Finally, the next day, after the grass was cut, my fabulous husband placed the stone in the dirt plot, and hosed it down.  It is sooo beautiful!  

 

 

 

It does seem like a shame to use it to place the trash can on but that’s what it was made for.  

 

I will confess something, though, I may make a few more to place in other places around the yard.  I just loved making this beautiful stepping stone!  I hope you love it, too!

Tuesday, July 2, 2013

4th of July Wreath

This week, as we were walking out the door, my son looked at my springtime wreath on our front door and asked, "Mom, when are you going to make a wreath for the summer?" That was all the prompting that I needed to head to my local Joann's craft store-one of my favorite places on Earth!

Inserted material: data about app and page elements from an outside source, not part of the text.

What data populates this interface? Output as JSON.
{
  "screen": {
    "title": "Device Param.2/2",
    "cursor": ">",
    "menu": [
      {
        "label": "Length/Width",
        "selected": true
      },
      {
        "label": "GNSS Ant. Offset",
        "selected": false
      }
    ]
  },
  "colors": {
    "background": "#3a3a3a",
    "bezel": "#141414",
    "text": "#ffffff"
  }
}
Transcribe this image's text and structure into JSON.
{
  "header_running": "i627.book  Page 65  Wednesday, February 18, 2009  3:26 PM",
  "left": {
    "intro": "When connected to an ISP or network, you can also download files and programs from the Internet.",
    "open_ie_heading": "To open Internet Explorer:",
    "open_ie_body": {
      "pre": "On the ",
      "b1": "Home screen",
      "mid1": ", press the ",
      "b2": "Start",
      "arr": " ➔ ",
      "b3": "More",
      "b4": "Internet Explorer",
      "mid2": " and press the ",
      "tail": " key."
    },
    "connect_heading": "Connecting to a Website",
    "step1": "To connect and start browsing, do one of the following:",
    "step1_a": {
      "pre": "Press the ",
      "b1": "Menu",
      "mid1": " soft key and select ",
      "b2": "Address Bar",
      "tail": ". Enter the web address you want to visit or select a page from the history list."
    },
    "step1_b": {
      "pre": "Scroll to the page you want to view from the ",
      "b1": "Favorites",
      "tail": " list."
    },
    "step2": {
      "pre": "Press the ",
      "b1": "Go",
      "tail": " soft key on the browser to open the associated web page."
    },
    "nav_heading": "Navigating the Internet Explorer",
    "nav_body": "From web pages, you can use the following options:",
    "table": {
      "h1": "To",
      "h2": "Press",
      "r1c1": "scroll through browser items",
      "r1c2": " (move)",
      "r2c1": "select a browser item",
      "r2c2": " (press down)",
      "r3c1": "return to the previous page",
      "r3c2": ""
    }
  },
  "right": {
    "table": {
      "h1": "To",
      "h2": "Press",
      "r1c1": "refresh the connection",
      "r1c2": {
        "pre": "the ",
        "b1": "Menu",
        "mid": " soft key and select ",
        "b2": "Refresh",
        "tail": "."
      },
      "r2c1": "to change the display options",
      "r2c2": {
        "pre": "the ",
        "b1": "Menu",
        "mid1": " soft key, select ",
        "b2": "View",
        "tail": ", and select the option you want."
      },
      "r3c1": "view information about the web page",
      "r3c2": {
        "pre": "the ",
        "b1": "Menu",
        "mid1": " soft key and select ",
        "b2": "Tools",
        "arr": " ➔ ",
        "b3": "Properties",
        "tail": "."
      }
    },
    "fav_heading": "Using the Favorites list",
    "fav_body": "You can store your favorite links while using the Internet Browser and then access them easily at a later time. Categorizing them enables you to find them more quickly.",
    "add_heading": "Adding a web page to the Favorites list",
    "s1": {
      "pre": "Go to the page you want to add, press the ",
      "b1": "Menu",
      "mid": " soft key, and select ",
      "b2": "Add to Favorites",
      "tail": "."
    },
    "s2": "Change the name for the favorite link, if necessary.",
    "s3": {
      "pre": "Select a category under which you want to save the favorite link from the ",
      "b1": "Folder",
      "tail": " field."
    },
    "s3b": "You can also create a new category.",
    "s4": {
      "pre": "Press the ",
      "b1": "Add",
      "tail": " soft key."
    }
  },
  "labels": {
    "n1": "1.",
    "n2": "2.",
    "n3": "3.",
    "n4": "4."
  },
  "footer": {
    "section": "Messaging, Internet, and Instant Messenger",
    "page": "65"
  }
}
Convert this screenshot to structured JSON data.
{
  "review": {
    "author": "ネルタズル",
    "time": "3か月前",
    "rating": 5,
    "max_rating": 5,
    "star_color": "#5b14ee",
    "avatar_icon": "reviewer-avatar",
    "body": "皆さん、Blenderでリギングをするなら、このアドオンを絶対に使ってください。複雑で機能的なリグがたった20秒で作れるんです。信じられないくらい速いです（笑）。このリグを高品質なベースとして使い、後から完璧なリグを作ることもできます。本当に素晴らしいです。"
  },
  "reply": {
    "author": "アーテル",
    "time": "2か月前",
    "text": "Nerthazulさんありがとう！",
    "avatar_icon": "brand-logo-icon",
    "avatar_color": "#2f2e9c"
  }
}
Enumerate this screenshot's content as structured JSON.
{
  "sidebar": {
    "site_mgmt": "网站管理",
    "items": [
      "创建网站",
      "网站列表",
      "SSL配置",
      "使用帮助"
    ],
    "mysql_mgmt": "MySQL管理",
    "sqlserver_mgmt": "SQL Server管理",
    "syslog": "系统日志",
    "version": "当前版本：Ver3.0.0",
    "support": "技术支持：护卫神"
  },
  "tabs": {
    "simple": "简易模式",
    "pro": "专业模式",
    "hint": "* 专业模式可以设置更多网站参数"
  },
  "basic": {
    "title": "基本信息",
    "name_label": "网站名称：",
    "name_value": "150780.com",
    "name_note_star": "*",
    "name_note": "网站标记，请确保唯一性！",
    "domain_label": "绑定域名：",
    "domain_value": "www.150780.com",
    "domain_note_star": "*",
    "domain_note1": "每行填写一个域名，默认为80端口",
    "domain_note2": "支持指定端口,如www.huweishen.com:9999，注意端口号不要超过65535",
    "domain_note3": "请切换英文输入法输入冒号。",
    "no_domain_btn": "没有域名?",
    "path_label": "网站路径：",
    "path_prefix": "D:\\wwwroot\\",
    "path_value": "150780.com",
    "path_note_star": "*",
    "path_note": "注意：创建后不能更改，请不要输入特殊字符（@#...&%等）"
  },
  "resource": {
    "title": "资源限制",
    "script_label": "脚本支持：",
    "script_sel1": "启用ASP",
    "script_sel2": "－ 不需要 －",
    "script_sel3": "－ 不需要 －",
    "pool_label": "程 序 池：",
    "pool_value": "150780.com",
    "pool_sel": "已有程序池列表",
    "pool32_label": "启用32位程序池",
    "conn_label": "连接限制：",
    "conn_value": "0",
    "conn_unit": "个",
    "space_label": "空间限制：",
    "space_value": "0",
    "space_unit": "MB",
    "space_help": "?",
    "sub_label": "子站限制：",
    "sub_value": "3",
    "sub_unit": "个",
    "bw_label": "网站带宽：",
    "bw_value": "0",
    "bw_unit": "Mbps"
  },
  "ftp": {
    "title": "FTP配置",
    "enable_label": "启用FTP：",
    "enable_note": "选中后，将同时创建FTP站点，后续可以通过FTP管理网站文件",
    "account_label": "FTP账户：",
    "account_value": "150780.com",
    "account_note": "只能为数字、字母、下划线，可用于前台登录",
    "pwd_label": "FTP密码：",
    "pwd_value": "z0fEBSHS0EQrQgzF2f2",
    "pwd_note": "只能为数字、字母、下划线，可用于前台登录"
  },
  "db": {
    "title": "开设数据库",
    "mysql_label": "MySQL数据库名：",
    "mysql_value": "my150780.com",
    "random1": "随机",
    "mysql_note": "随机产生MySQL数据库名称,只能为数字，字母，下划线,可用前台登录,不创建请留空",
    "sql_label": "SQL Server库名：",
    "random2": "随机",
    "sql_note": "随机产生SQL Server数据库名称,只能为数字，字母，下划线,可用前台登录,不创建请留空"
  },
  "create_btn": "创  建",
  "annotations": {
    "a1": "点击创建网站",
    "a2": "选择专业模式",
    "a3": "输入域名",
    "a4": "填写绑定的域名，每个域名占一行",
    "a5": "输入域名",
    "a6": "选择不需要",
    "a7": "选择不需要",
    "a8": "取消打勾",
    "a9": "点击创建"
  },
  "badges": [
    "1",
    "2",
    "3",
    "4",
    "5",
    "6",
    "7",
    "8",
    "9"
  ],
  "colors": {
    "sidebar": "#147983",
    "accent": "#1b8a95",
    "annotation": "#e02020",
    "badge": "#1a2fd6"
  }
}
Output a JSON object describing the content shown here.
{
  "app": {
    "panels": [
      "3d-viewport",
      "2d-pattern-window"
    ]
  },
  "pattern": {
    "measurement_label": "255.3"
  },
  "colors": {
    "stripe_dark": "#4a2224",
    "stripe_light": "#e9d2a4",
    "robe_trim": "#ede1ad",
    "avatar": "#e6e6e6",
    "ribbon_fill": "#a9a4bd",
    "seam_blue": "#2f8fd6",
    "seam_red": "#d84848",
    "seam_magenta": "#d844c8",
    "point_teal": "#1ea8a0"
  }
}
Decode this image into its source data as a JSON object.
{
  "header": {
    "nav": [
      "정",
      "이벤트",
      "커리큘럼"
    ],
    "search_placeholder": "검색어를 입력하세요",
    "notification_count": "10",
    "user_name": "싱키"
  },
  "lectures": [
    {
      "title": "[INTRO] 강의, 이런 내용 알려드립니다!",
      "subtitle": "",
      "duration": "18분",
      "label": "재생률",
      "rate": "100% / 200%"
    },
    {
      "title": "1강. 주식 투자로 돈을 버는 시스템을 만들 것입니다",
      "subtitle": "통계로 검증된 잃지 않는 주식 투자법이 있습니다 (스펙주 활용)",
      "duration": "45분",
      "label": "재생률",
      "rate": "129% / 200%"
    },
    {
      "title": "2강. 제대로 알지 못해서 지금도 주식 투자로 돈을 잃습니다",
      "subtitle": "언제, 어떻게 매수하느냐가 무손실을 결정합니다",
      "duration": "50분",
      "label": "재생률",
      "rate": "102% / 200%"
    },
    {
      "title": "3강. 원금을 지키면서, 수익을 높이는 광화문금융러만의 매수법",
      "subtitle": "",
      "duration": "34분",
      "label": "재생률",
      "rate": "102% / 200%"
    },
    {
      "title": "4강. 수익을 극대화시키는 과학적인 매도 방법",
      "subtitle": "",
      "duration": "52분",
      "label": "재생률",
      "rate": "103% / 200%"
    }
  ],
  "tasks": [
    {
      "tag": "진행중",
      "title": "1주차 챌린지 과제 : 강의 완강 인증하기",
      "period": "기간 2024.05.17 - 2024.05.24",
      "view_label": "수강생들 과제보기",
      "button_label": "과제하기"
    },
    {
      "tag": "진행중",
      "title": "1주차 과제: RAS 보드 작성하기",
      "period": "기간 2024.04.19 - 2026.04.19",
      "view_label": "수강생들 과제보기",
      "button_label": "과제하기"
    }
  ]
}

I knew that I wanted to do a 4th of July wreath, but I wasn't sure what I wanted to make it out of-yarn, tulle, ribbon, etc. When I walked into the store, there was a sample wreath already done and Joann's even provided the instructions! So here is how you make this beautiful 4th of July wreath:

Materials:
1 ea 12" Styrofoam ring 
1- yard red tulle
1- yard white tulle
3/4 yard blue tulle
Your choice star embellishments (I used flowers that came in a package by the ribbon, but they look like stars)

Instructions:

Starting with the blue tulle, cut 3" by wof strips. Then take each of the 3" strips and cut them into 18" strips. (You should have enough 3"x18" strips to cover 1/4 of the Styrofoam wreath.)
Fold each 3"x18" strip in half and wrap around the ring pulling the ends through the loop to create a knot. Do this with each strip to cover 1/4 of the ring.

With the red and white tulle, repeat the instructions for cutting until you have a pile of 3"x18" red strips and a pile of 3"x18" white strips. Folding these in half the same way as the blue strips, alternate red and white until you have covered the Styrofoam ring.

Using straight pins, glue, etc, attach your star embellishments to the blue section of your wreath.

To hang, I used a strip of tulle that was left over. I folded it, knotted the ends, and then used pushpins to attach it to the back.

Happy crafting everyone! And have a very Happy (and safe) 4th of July!